**Supplied records:**
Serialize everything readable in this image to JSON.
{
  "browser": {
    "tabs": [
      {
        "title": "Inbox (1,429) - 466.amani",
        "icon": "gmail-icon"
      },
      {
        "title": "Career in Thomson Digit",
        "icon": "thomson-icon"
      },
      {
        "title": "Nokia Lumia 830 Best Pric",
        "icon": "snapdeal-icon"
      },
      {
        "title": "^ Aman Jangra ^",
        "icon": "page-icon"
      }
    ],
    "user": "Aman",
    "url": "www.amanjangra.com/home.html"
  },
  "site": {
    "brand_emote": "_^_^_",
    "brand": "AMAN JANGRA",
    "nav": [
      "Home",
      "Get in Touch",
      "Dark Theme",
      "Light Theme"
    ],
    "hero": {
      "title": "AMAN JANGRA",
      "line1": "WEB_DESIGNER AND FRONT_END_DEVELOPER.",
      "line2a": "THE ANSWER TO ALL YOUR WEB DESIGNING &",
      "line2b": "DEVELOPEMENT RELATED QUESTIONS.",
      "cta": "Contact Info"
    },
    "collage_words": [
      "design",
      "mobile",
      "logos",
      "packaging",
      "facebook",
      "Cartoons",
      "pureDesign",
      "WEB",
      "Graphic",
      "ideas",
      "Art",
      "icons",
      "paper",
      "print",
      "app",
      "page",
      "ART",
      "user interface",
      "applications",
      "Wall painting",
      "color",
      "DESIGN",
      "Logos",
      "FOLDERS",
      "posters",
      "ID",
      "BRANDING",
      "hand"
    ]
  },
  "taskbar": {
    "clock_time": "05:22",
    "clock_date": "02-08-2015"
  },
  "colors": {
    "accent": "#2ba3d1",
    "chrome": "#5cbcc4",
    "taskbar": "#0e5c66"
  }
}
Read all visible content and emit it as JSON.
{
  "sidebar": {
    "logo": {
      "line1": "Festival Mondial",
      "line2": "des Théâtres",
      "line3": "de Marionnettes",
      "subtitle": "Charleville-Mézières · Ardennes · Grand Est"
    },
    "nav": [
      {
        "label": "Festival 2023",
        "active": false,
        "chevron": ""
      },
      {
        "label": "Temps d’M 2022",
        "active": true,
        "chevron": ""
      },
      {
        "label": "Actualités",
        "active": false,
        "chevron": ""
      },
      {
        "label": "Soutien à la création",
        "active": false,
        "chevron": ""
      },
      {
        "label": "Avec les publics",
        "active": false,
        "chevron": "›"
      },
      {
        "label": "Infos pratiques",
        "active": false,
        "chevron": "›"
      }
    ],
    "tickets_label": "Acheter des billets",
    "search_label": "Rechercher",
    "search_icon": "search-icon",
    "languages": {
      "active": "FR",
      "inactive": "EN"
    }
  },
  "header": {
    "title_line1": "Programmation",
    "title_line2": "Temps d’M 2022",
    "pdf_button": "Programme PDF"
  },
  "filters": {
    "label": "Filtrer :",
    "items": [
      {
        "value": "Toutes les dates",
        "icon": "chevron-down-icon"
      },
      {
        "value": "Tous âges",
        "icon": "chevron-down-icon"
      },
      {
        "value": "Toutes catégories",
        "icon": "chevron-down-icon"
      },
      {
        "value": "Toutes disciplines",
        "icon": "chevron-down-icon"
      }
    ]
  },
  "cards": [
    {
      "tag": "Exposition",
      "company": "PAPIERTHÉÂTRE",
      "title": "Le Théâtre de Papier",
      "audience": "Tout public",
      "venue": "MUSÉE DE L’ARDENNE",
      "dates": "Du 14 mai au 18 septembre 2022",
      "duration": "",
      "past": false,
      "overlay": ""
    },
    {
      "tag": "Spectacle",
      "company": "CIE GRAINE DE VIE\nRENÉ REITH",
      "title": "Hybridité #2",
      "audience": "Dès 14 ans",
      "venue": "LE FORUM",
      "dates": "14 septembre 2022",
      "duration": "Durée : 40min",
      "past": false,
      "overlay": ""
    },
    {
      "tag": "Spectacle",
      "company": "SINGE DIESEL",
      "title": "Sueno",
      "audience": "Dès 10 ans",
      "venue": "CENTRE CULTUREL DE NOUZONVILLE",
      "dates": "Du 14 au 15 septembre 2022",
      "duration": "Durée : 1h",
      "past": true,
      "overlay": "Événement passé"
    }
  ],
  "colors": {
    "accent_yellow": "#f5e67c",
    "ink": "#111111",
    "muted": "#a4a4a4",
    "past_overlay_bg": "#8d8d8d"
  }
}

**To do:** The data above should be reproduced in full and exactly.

**Solution to the problem:**
Serialize everything readable in this image to JSON.
{
  "browser": {
    "tabs": [
      {
        "title": "Inbox (1,429) - 466.amani",
        "icon": "gmail-icon"
      },
      {
        "title": "Career in Thomson Digit",
        "icon": "thomson-icon"
      },
      {
        "title": "Nokia Lumia 830 Best Pric",
        "icon": "snapdeal-icon"
      },
      {
        "title": "^ Aman Jangra ^",
        "icon": "page-icon"
      }
    ],
    "user": "Aman",
    "url": "www.amanjangra.com/home.html"
  },
  "site": {
    "brand_emote": "_^_^_",
    "brand": "AMAN JANGRA",
    "nav": [
      "Home",
      "Get in Touch",
      "Dark Theme",
      "Light Theme"
    ],
    "hero": {
      "title": "AMAN JANGRA",
      "line1": "WEB_DESIGNER AND FRONT_END_DEVELOPER.",
      "line2a": "THE ANSWER TO ALL YOUR WEB DESIGNING &",
      "line2b": "DEVELOPEMENT RELATED QUESTIONS.",
      "cta": "Contact Info"
    },
    "collage_words": [
      "design",
      "mobile",
      "logos",
      "packaging",
      "facebook",
      "Cartoons",
      "pureDesign",
      "WEB",
      "Graphic",
      "ideas",
      "Art",
      "icons",
      "paper",
      "print",
      "app",
      "page",
      "ART",
      "user interface",
      "applications",
      "Wall painting",
      "color",
      "DESIGN",
      "Logos",
      "FOLDERS",
      "posters",
      "ID",
      "BRANDING",
      "hand"
    ]
  },
  "taskbar": {
    "clock_time": "05:22",
    "clock_date": "02-08-2015"
  },
  "colors": {
    "accent": "#2ba3d1",
    "chrome": "#5cbcc4",
    "taskbar": "#0e5c66"
  }
}
Read all visible content and emit it as JSON.
{
  "sidebar": {
    "logo": {
      "line1": "Festival Mondial",
      "line2": "des Théâtres",
      "line3": "de Marionnettes",
      "subtitle": "Charleville-Mézières · Ardennes · Grand Est"
    },
    "nav": [
      {
        "label": "Festival 2023",
        "active": false,
        "chevron": ""
      },
      {
        "label": "Temps d’M 2022",
        "active": true,
        "chevron": ""
      },
      {
        "label": "Actualités",
        "active": false,
        "chevron": ""
      },
      {
        "label": "Soutien à la création",
        "active": false,
        "chevron": ""
      },
      {
        "label": "Avec les publics",
        "active": false,
        "chevron": "›"
      },
      {
        "label": "Infos pratiques",
        "active": false,
        "chevron": "›"
      }
    ],
    "tickets_label": "Acheter des billets",
    "search_label": "Rechercher",
    "search_icon": "search-icon",
    "languages": {
      "active": "FR",
      "inactive": "EN"
    }
  },
  "header": {
    "title_line1": "Programmation",
    "title_line2": "Temps d’M 2022",
    "pdf_button": "Programme PDF"
  },
  "filters": {
    "label": "Filtrer :",
    "items": [
      {
        "value": "Toutes les dates",
        "icon": "chevron-down-icon"
      },
      {
        "value": "Tous âges",
        "icon": "chevron-down-icon"
      },
      {
        "value": "Toutes catégories",
        "icon": "chevron-down-icon"
      },
      {
        "value": "Toutes disciplines",
        "icon": "chevron-down-icon"
      }
    ]
  },
  "cards": [
    {
      "tag": "Exposition",
      "company": "PAPIERTHÉÂTRE",
      "title": "Le Théâtre de Papier",
      "audience": "Tout public",
      "venue": "MUSÉE DE L’ARDENNE",
      "dates": "Du 14 mai au 18 septembre 2022",
      "duration": "",
      "past": false,
      "overlay": ""
    },
    {
      "tag": "Spectacle",
      "company": "CIE GRAINE DE VIE\nRENÉ REITH",
      "title": "Hybridité #2",
      "audience": "Dès 14 ans",
      "venue": "LE FORUM",
      "dates": "14 septembre 2022",
      "duration": "Durée : 40min",
      "past": false,
      "overlay": ""
    },
    {
      "tag": "Spectacle",
      "company": "SINGE DIESEL",
      "title": "Sueno",
      "audience": "Dès 10 ans",
      "venue": "CENTRE CULTUREL DE NOUZONVILLE",
      "dates": "Du 14 au 15 septembre 2022",
      "duration": "Durée : 1h",
      "past": true,
      "overlay": "Événement passé"
    }
  ],
  "colors": {
    "accent_yellow": "#f5e67c",
    "ink": "#111111",
    "muted": "#a4a4a4",
    "past_overlay_bg": "#8d8d8d"
  }
}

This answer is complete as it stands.